). Lovegrove’s overview goes deeper while remaining incredibly readable, although it lacks a bit in structure. Rather than a point-by-point discussion of different hypotheses, these are all wrapped up in the narrative somewhere. One very helpful feature to deal with the torrent of names of ancient and extinct clades is the inclusion of family trees in an appendix. I referred to them frequently. The other highlight is his writing, always explaining terminology and eschewing long complicated sentences in favour of many shorter sentences. Some only five words long.
The second part is where Lovegrove discusses his and other’s research on living animals. It allows him to switch gears and tell many amusing anecdotes that come with doing fieldwork in the tropics. One of his main points concerns hibernation and torpor (shorter periods of inactivity). Some scholars argue that the evolution of endothermy was an all-or-nothing shift to a permanently raised body temperature, 24 hours a day, which would make hibernation as we currently see it a derived trait (see e.g. The Origin & Evolution of Mammals
). Lovegrove, on the other hand, thinks that the first endotherms were facultative endotherms, i.e. able to switch between ecto- and endothermy, only using it when really needed (e.g when breeding). This makes hibernation an ancient, conserved trait. Evidence for the latter comes from studies on existing primitive mammal groups such as echidnas, possums, xenarthrans (armadillos belong here), elephant shrews, golden moles, and tenrecs (a mammal endemic to Madagascar that resembles a hedgehog). Research has shown that all of these can and do hibernate.
There are many really interesting ideas and observations here, of which I can only mention some highlights. Tenrecs can hibernate for months without waking up because the environmental temperature in Madagascar never drops below values that would cause ischemia (i.e. biochemical damage resulting from restricted blood supply). Long-term hibernation and burrowing could offer one explanation for how mammals survived the meteor impact during the K-Pg event.
One thing that raised my eyebrow was repeated mention of Roger Seymour’s argument that the giant sauropods were probably aquatic because life on land would have required an impossibly high blood pressure. Brian J. Ford also referenced Seymour’s work, although the hysterical tone of his book pretty much excludes it from serious discourse for me (see Too Big to Walk
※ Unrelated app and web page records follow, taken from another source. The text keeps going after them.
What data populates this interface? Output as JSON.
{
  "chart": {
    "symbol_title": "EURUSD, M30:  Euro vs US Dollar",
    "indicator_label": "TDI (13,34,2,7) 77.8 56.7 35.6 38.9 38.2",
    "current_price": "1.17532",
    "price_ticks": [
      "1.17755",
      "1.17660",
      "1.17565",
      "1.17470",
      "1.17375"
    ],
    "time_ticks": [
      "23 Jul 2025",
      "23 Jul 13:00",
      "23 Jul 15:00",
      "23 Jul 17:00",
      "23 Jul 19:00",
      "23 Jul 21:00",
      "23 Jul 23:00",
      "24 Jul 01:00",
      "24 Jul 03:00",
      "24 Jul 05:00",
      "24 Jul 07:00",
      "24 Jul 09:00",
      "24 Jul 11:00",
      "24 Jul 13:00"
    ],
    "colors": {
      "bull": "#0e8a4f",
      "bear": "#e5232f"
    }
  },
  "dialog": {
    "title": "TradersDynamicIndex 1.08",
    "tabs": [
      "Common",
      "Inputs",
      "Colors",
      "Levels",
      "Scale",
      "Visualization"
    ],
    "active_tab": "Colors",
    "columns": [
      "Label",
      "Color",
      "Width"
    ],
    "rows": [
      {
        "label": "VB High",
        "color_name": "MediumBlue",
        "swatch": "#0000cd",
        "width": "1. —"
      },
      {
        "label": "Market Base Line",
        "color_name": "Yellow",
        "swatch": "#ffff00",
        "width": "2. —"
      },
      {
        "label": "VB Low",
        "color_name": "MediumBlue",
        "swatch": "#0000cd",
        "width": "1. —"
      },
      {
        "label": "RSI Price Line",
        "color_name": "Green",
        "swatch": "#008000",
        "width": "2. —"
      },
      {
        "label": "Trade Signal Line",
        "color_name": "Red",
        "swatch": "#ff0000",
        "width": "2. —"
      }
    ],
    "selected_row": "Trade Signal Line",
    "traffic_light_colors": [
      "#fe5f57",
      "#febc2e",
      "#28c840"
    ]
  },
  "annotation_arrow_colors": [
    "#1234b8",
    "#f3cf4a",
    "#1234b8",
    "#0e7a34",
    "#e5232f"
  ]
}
). But it does show that Ford did not dream it up in a vacuum. There are scientists willing to go on record and defend this notion. Lovegrove furthermore has his own favourite ideas and is outspoken about what he calls the Holarctic Hibernation Paradigm: the larger number of Northern hemisphere scientists in this discipline often drowns out the voices of Southern hemisphere researchers. And living in colder, seasonal climates they are not accustomed to thinking about hibernation evolving in a tropical world.
Lovegrove wraps up the many ideas in a larger, reasonably argued framework that he willingly calls a working model while we gather more data. That, and mention of his own past mistakes do much to balance any perceived rebellious streak. No doubt there are ideas here that palaeontologists and physiologists disagree with. That is all part and parcel of doing science and Lovegrove is familiar with the many debates. However, if it stimulates others to write a similar carefully articulated book we are all the better off for it. Fires of Life
, meanwhile, makes physiology incredibly fascinating and ranks very high on my list of favourite books on evolution this year.